Exercise description => Every line with the word "Gizli" in it should be extracted from the data that follows.

--- Material for the task ---

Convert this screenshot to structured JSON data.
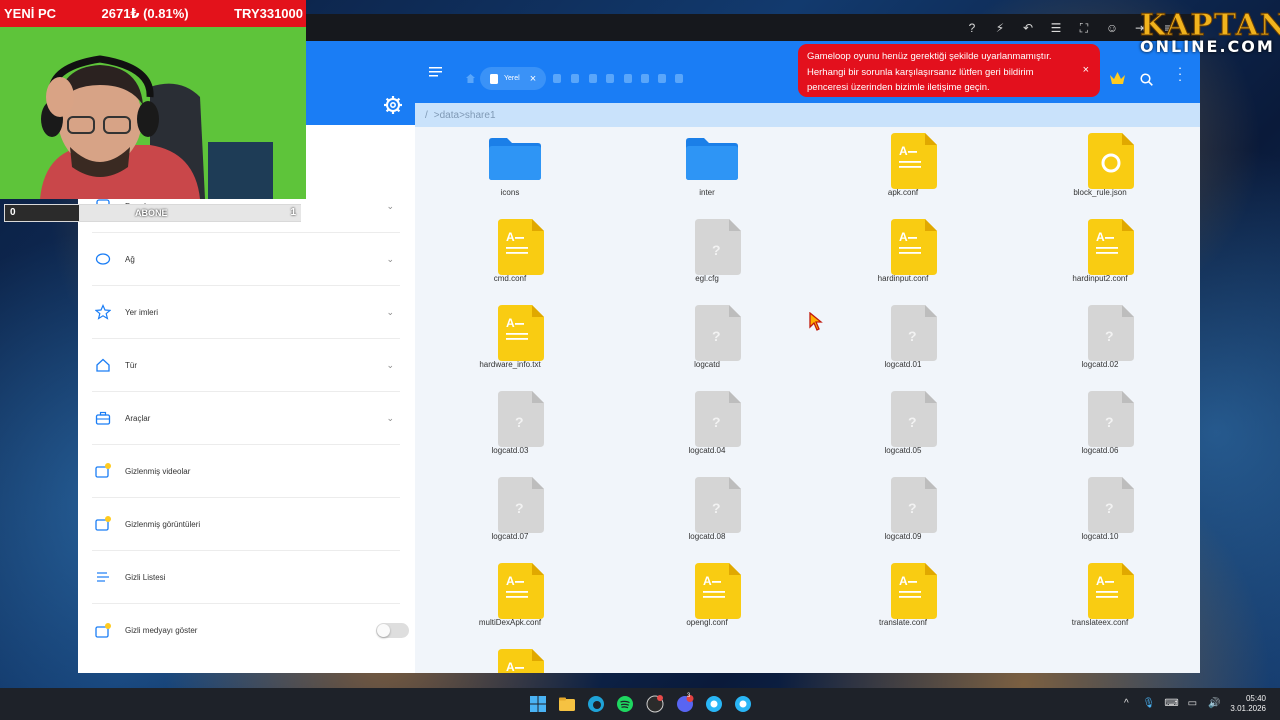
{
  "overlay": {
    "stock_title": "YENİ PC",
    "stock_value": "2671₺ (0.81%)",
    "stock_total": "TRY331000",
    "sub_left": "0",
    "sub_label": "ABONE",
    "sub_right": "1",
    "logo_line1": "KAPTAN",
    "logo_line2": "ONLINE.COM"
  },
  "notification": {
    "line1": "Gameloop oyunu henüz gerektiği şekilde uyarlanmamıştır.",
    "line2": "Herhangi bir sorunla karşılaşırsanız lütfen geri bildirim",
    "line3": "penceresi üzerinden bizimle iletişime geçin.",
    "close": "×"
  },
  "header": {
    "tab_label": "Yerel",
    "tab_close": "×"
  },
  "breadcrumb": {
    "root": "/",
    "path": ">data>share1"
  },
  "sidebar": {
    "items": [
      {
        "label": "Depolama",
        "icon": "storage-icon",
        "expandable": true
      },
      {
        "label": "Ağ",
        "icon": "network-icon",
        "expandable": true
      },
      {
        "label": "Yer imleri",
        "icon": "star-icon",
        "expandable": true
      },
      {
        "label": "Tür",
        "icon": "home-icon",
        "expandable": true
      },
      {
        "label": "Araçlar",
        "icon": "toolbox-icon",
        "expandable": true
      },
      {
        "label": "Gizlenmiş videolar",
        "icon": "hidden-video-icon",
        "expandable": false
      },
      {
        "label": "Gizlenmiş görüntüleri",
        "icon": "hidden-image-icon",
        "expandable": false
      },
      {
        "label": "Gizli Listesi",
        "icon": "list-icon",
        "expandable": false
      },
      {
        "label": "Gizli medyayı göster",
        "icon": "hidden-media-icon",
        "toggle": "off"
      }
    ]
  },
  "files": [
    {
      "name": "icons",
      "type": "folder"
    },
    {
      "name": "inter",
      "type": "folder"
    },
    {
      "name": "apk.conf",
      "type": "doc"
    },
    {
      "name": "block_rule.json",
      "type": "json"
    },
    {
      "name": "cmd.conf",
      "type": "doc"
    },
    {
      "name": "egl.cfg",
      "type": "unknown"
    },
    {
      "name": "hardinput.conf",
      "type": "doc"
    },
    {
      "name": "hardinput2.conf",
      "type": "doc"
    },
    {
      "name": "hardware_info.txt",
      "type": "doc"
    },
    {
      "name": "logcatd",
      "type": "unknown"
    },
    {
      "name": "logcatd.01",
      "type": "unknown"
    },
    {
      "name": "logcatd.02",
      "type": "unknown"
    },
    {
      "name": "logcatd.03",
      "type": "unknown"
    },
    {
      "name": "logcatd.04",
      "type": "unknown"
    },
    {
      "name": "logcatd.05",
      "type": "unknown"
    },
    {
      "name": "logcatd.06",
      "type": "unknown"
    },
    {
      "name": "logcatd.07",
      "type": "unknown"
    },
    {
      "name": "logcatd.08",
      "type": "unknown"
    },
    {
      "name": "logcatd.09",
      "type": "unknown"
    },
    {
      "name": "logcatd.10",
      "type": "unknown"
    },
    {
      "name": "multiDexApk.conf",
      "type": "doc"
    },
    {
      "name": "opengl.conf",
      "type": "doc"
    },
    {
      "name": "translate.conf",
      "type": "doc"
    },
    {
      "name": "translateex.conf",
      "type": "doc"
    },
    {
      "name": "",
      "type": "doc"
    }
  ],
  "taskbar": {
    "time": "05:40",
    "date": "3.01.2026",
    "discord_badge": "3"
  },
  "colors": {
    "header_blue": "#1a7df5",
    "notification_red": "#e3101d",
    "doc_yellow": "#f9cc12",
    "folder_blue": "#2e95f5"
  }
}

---

Your response =>
        "label": "Gizli Listesi",
        "label": "Gizli medyayı göster",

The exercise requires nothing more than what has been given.